# [Exercise objective]
Set every entry down again exactly, excluding any pictures.
Data shown Start Marker
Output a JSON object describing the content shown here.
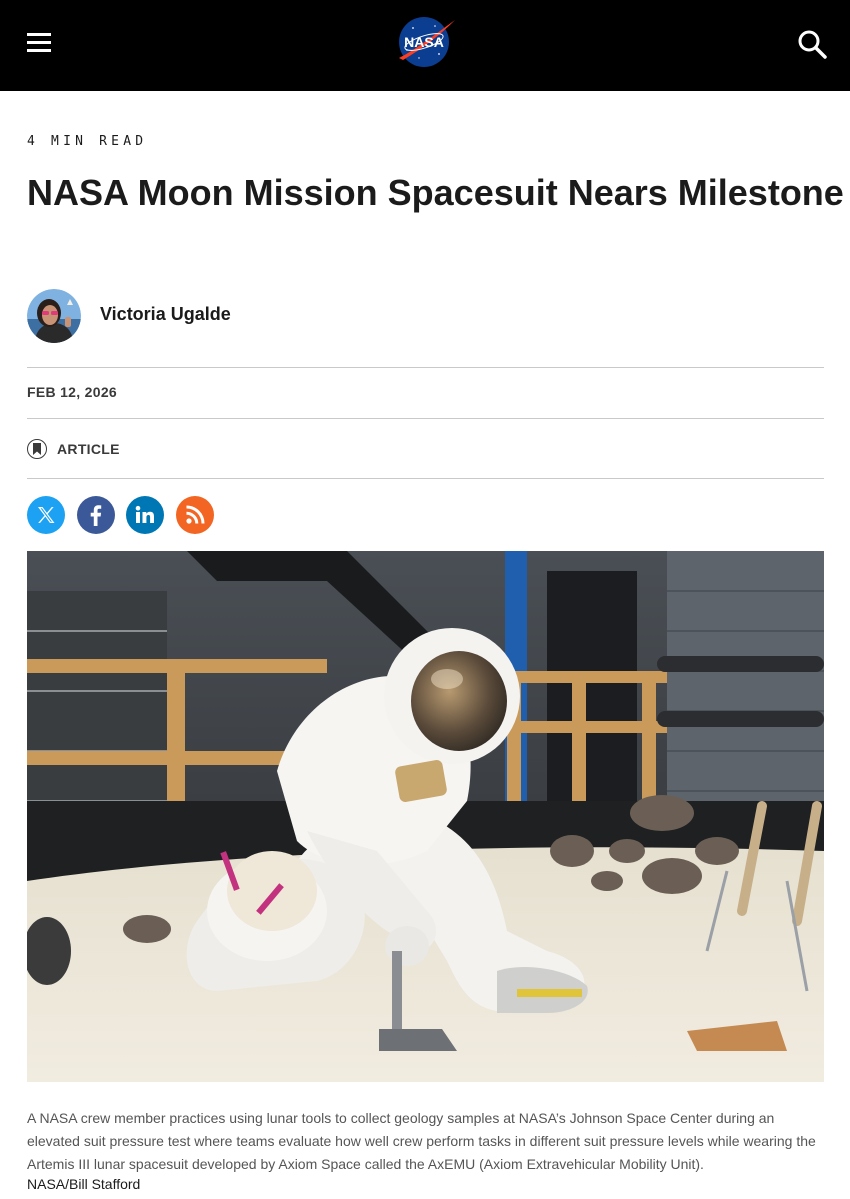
{
  "header": {
    "menu_icon": "hamburger-menu-icon",
    "logo_text": "NASA",
    "search_icon": "search-icon"
  },
  "article": {
    "read_time": "4 MIN READ",
    "title": "NASA Moon Mission Spacesuit Nears Milestone",
    "author_name": "Victoria Ugalde",
    "date": "FEB 12, 2026",
    "type_label": "ARTICLE",
    "type_icon": "bookmark-icon"
  },
  "share": [
    {
      "icon": "x-twitter-icon",
      "color": "#1da1f2"
    },
    {
      "icon": "facebook-icon",
      "color": "#3b5998"
    },
    {
      "icon": "linkedin-icon",
      "color": "#0077b5"
    },
    {
      "icon": "rss-icon",
      "color": "#f26522"
    }
  ],
  "image": {
    "caption": "A NASA crew member practices using lunar tools to collect geology samples at NASA’s Johnson Space Center during an elevated suit pressure test where teams evaluate how well crew perform tasks in different suit pressure levels while wearing the Artemis III lunar spacesuit developed by Axiom Space called the AxEMU (Axiom Extravehicular Mobility Unit).",
    "credit": "NASA/Bill Stafford"
  }
}
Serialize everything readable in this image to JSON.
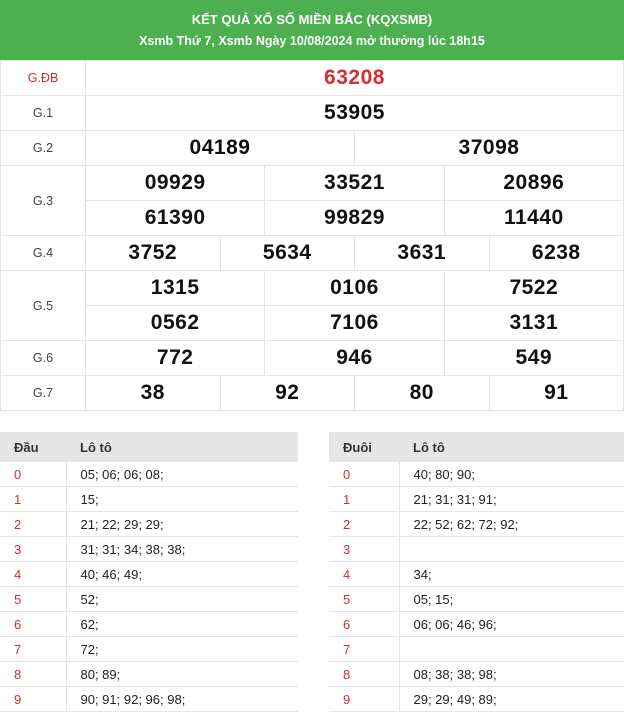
{
  "header": {
    "title": "KẾT QUẢ XỔ SỐ MIỀN BẮC (KQXSMB)",
    "subtitle": "Xsmb Thứ 7, Xsmb Ngày 10/08/2024 mở thưởng lúc 18h15"
  },
  "prizes": {
    "gdb": {
      "label": "G.ĐB",
      "values": [
        "63208"
      ]
    },
    "g1": {
      "label": "G.1",
      "values": [
        "53905"
      ]
    },
    "g2": {
      "label": "G.2",
      "values": [
        "04189",
        "37098"
      ]
    },
    "g3": {
      "label": "G.3",
      "values": [
        "09929",
        "33521",
        "20896",
        "61390",
        "99829",
        "11440"
      ]
    },
    "g4": {
      "label": "G.4",
      "values": [
        "3752",
        "5634",
        "3631",
        "6238"
      ]
    },
    "g5": {
      "label": "G.5",
      "values": [
        "1315",
        "0106",
        "7522",
        "0562",
        "7106",
        "3131"
      ]
    },
    "g6": {
      "label": "G.6",
      "values": [
        "772",
        "946",
        "549"
      ]
    },
    "g7": {
      "label": "G.7",
      "values": [
        "38",
        "92",
        "80",
        "91"
      ]
    }
  },
  "dau": {
    "h1": "Đầu",
    "h2": "Lô tô",
    "rows": [
      {
        "k": "0",
        "v": "05; 06; 06; 08;"
      },
      {
        "k": "1",
        "v": "15;"
      },
      {
        "k": "2",
        "v": "21; 22; 29; 29;"
      },
      {
        "k": "3",
        "v": "31; 31; 34; 38; 38;"
      },
      {
        "k": "4",
        "v": "40; 46; 49;"
      },
      {
        "k": "5",
        "v": "52;"
      },
      {
        "k": "6",
        "v": "62;"
      },
      {
        "k": "7",
        "v": "72;"
      },
      {
        "k": "8",
        "v": "80; 89;"
      },
      {
        "k": "9",
        "v": "90; 91; 92; 96; 98;"
      }
    ]
  },
  "duoi": {
    "h1": "Đuôi",
    "h2": "Lô tô",
    "rows": [
      {
        "k": "0",
        "v": "40; 80; 90;"
      },
      {
        "k": "1",
        "v": "21; 31; 31; 91;"
      },
      {
        "k": "2",
        "v": "22; 52; 62; 72; 92;"
      },
      {
        "k": "3",
        "v": ""
      },
      {
        "k": "4",
        "v": "34;"
      },
      {
        "k": "5",
        "v": "05; 15;"
      },
      {
        "k": "6",
        "v": "06; 06; 46; 96;"
      },
      {
        "k": "7",
        "v": ""
      },
      {
        "k": "8",
        "v": "08; 38; 38; 98;"
      },
      {
        "k": "9",
        "v": "29; 29; 49; 89;"
      }
    ]
  }
}
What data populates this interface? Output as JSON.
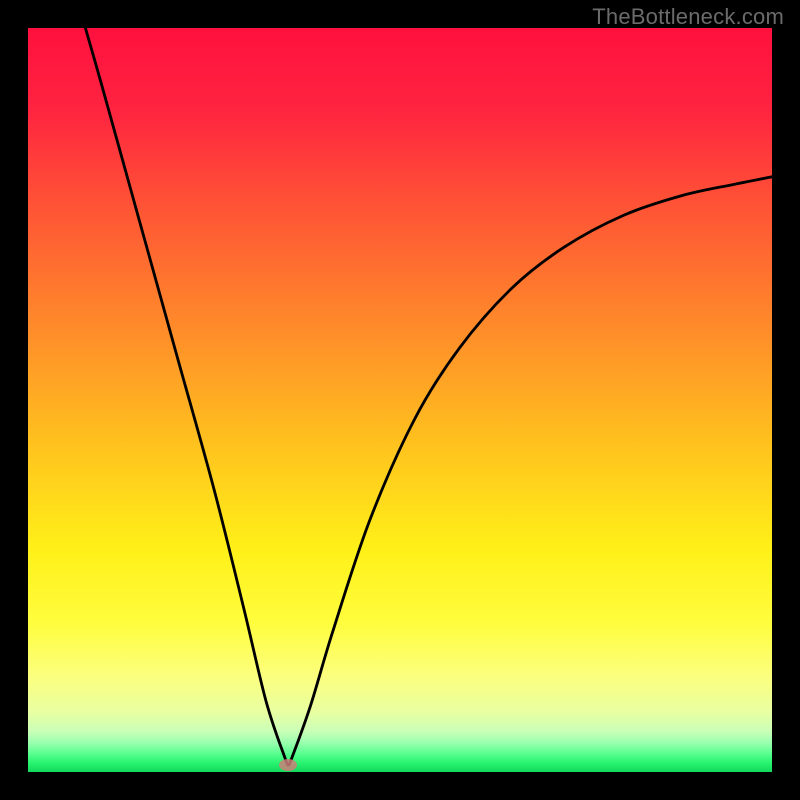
{
  "watermark": "TheBottleneck.com",
  "chart_data": {
    "type": "line",
    "title": "",
    "xlabel": "",
    "ylabel": "",
    "xlim": [
      0,
      1
    ],
    "ylim": [
      0,
      1
    ],
    "series": [
      {
        "name": "bottleneck-curve",
        "x": [
          0.06,
          0.1,
          0.15,
          0.2,
          0.25,
          0.29,
          0.32,
          0.345,
          0.35,
          0.355,
          0.38,
          0.41,
          0.46,
          0.52,
          0.58,
          0.65,
          0.72,
          0.8,
          0.88,
          0.95,
          1.0
        ],
        "y": [
          1.06,
          0.92,
          0.74,
          0.56,
          0.38,
          0.22,
          0.095,
          0.02,
          0.01,
          0.02,
          0.09,
          0.19,
          0.34,
          0.475,
          0.57,
          0.65,
          0.705,
          0.748,
          0.775,
          0.79,
          0.8
        ]
      }
    ],
    "annotations": [
      {
        "name": "min-marker",
        "x": 0.35,
        "y": 0.01
      }
    ],
    "background_gradient": {
      "stops": [
        {
          "pos": 0.0,
          "color": "#ff103e"
        },
        {
          "pos": 0.11,
          "color": "#ff2440"
        },
        {
          "pos": 0.23,
          "color": "#ff5036"
        },
        {
          "pos": 0.4,
          "color": "#ff8a2a"
        },
        {
          "pos": 0.56,
          "color": "#ffc21e"
        },
        {
          "pos": 0.7,
          "color": "#fff018"
        },
        {
          "pos": 0.8,
          "color": "#fffd3e"
        },
        {
          "pos": 0.87,
          "color": "#fcff7d"
        },
        {
          "pos": 0.92,
          "color": "#e8ffa2"
        },
        {
          "pos": 0.945,
          "color": "#caffb7"
        },
        {
          "pos": 0.96,
          "color": "#9cffaf"
        },
        {
          "pos": 0.974,
          "color": "#5fff93"
        },
        {
          "pos": 0.988,
          "color": "#27f36f"
        },
        {
          "pos": 1.0,
          "color": "#13d85d"
        }
      ]
    }
  }
}
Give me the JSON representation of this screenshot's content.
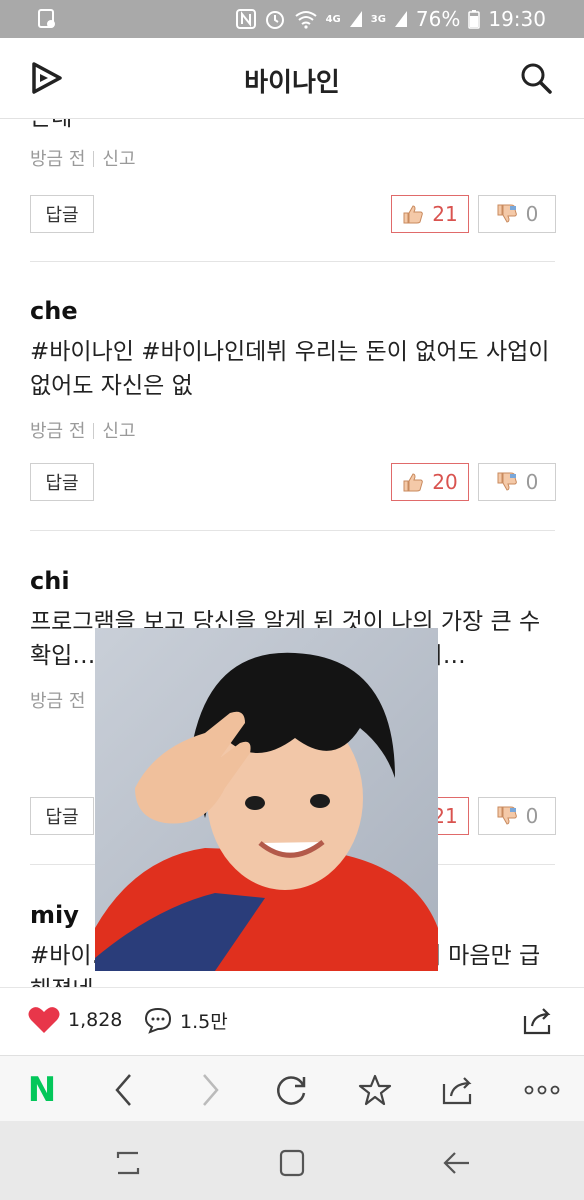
{
  "status_bar": {
    "battery": "76%",
    "time": "19:30",
    "network_badge_1": "4G",
    "network_badge_2": "3G"
  },
  "header": {
    "title": "바이나인"
  },
  "comments": [
    {
      "author": "",
      "text_partial": "는데",
      "time": "방금 전",
      "report": "신고",
      "reply": "답글",
      "likes": "21",
      "dislikes": "0"
    },
    {
      "author": "che",
      "text": "#바이나인 #바이나인데뷔 우리는 돈이 없어도 사업이 없어도 자신은 없",
      "time": "방금 전",
      "report": "신고",
      "reply": "답글",
      "likes": "20",
      "dislikes": "0"
    },
    {
      "author": "chi",
      "text": "프로그램을 보고 당신을 알게 된 것이 나의 가장 큰 수확입… 모두 다 경탄할 거… 을 했어 #바이…",
      "time": "방금 전",
      "report": "",
      "reply": "답글",
      "likes": "21",
      "dislikes": "0"
    },
    {
      "author": "miy",
      "text": "#바이… 들 많이 볼 수 없으니까 갈수록 내 마음만 급해졌네",
      "time": "",
      "report": "",
      "reply": "",
      "likes": "",
      "dislikes": ""
    }
  ],
  "action_bar": {
    "like_count": "1,828",
    "comment_count": "1.5만"
  },
  "browser_toolbar": {
    "home_label": "N"
  },
  "colors": {
    "accent_red": "#d9534f",
    "naver_green": "#03c75a",
    "status_bar": "#a9a9a9"
  }
}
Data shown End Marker
# [Response to the task]
Output a JSON object describing the content shown here.
{
  "header": {
    "menu_icon": "hamburger-menu-icon",
    "logo_text": "NASA",
    "search_icon": "search-icon"
  },
  "article": {
    "read_time": "4 MIN READ",
    "title": "NASA Moon Mission Spacesuit Nears Milestone",
    "author_name": "Victoria Ugalde",
    "date": "FEB 12, 2026",
    "type_label": "ARTICLE",
    "type_icon": "bookmark-icon"
  },
  "share": [
    {
      "icon": "x-twitter-icon",
      "color": "#1da1f2"
    },
    {
      "icon": "facebook-icon",
      "color": "#3b5998"
    },
    {
      "icon": "linkedin-icon",
      "color": "#0077b5"
    },
    {
      "icon": "rss-icon",
      "color": "#f26522"
    }
  ],
  "image": {
    "caption": "A NASA crew member practices using lunar tools to collect geology samples at NASA’s Johnson Space Center during an elevated suit pressure test where teams evaluate how well crew perform tasks in different suit pressure levels while wearing the Artemis III lunar spacesuit developed by Axiom Space called the AxEMU (Axiom Extravehicular Mobility Unit).",
    "credit": "NASA/Bill Stafford"
  }
}
Serialize everything readable in this image to JSON.
{
  "header": {
    "title": "KẾT QUẢ XỔ SỐ MIỀN BẮC (KQXSMB)",
    "subtitle": "Xsmb Thứ 7, Xsmb Ngày 10/08/2024 mở thưởng lúc 18h15"
  },
  "prizes": {
    "gdb": {
      "label": "G.ĐB",
      "values": [
        "63208"
      ]
    },
    "g1": {
      "label": "G.1",
      "values": [
        "53905"
      ]
    },
    "g2": {
      "label": "G.2",
      "values": [
        "04189",
        "37098"
      ]
    },
    "g3": {
      "label": "G.3",
      "values": [
        "09929",
        "33521",
        "20896",
        "61390",
        "99829",
        "11440"
      ]
    },
    "g4": {
      "label": "G.4",
      "values": [
        "3752",
        "5634",
        "3631",
        "6238"
      ]
    },
    "g5": {
      "label": "G.5",
      "values": [
        "1315",
        "0106",
        "7522",
        "0562",
        "7106",
        "3131"
      ]
    },
    "g6": {
      "label": "G.6",
      "values": [
        "772",
        "946",
        "549"
      ]
    },
    "g7": {
      "label": "G.7",
      "values": [
        "38",
        "92",
        "80",
        "91"
      ]
    }
  },
  "dau": {
    "h1": "Đầu",
    "h2": "Lô tô",
    "rows": [
      {
        "k": "0",
        "v": "05; 06; 06; 08;"
      },
      {
        "k": "1",
        "v": "15;"
      },
      {
        "k": "2",
        "v": "21; 22; 29; 29;"
      },
      {
        "k": "3",
        "v": "31; 31; 34; 38; 38;"
      },
      {
        "k": "4",
        "v": "40; 46; 49;"
      },
      {
        "k": "5",
        "v": "52;"
      },
      {
        "k": "6",
        "v": "62;"
      },
      {
        "k": "7",
        "v": "72;"
      },
      {
        "k": "8",
        "v": "80; 89;"
      },
      {
        "k": "9",
        "v": "90; 91; 92; 96; 98;"
      }
    ]
  },
  "duoi": {
    "h1": "Đuôi",
    "h2": "Lô tô",
    "rows": [
      {
        "k": "0",
        "v": "40; 80; 90;"
      },
      {
        "k": "1",
        "v": "21; 31; 31; 91;"
      },
      {
        "k": "2",
        "v": "22; 52; 62; 72; 92;"
      },
      {
        "k": "3",
        "v": ""
      },
      {
        "k": "4",
        "v": "34;"
      },
      {
        "k": "5",
        "v": "05; 15;"
      },
      {
        "k": "6",
        "v": "06; 06; 46; 96;"
      },
      {
        "k": "7",
        "v": ""
      },
      {
        "k": "8",
        "v": "08; 38; 38; 98;"
      },
      {
        "k": "9",
        "v": "29; 29; 49; 89;"
      }
    ]
  }
}
What data populates this interface? Output as JSON.
{
  "watermark": "TheBottleneck.com",
  "chart_data": {
    "type": "line",
    "title": "",
    "xlabel": "",
    "ylabel": "",
    "xlim": [
      0,
      1
    ],
    "ylim": [
      0,
      1
    ],
    "series": [
      {
        "name": "bottleneck-curve",
        "x": [
          0.06,
          0.1,
          0.15,
          0.2,
          0.25,
          0.29,
          0.32,
          0.345,
          0.35,
          0.355,
          0.38,
          0.41,
          0.46,
          0.52,
          0.58,
          0.65,
          0.72,
          0.8,
          0.88,
          0.95,
          1.0
        ],
        "y": [
          1.06,
          0.92,
          0.74,
          0.56,
          0.38,
          0.22,
          0.095,
          0.02,
          0.01,
          0.02,
          0.09,
          0.19,
          0.34,
          0.475,
          0.57,
          0.65,
          0.705,
          0.748,
          0.775,
          0.79,
          0.8
        ]
      }
    ],
    "annotations": [
      {
        "name": "min-marker",
        "x": 0.35,
        "y": 0.01
      }
    ],
    "background_gradient": {
      "stops": [
        {
          "pos": 0.0,
          "color": "#ff103e"
        },
        {
          "pos": 0.11,
          "color": "#ff2440"
        },
        {
          "pos": 0.23,
          "color": "#ff5036"
        },
        {
          "pos": 0.4,
          "color": "#ff8a2a"
        },
        {
          "pos": 0.56,
          "color": "#ffc21e"
        },
        {
          "pos": 0.7,
          "color": "#fff018"
        },
        {
          "pos": 0.8,
          "color": "#fffd3e"
        },
        {
          "pos": 0.87,
          "color": "#fcff7d"
        },
        {
          "pos": 0.92,
          "color": "#e8ffa2"
        },
        {
          "pos": 0.945,
          "color": "#caffb7"
        },
        {
          "pos": 0.96,
          "color": "#9cffaf"
        },
        {
          "pos": 0.974,
          "color": "#5fff93"
        },
        {
          "pos": 0.988,
          "color": "#27f36f"
        },
        {
          "pos": 1.0,
          "color": "#13d85d"
        }
      ]
    }
  }
}
Give me the JSON representation of this screenshot's content.
{
  "status_bar": {
    "battery": "76%",
    "time": "19:30",
    "network_badge_1": "4G",
    "network_badge_2": "3G"
  },
  "header": {
    "title": "바이나인"
  },
  "comments": [
    {
      "author": "",
      "text_partial": "는데",
      "time": "방금 전",
      "report": "신고",
      "reply": "답글",
      "likes": "21",
      "dislikes": "0"
    },
    {
      "author": "che",
      "text": "#바이나인 #바이나인데뷔 우리는 돈이 없어도 사업이 없어도 자신은 없",
      "time": "방금 전",
      "report": "신고",
      "reply": "답글",
      "likes": "20",
      "dislikes": "0"
    },
    {
      "author": "chi",
      "text": "프로그램을 보고 당신을 알게 된 것이 나의 가장 큰 수확입… 모두 다 경탄할 거… 을 했어 #바이…",
      "time": "방금 전",
      "report": "",
      "reply": "답글",
      "likes": "21",
      "dislikes": "0"
    },
    {
      "author": "miy",
      "text": "#바이… 들 많이 볼 수 없으니까 갈수록 내 마음만 급해졌네",
      "time": "",
      "report": "",
      "reply": "",
      "likes": "",
      "dislikes": ""
    }
  ],
  "action_bar": {
    "like_count": "1,828",
    "comment_count": "1.5만"
  },
  "browser_toolbar": {
    "home_label": "N"
  },
  "colors": {
    "accent_red": "#d9534f",
    "naver_green": "#03c75a",
    "status_bar": "#a9a9a9"
  }
}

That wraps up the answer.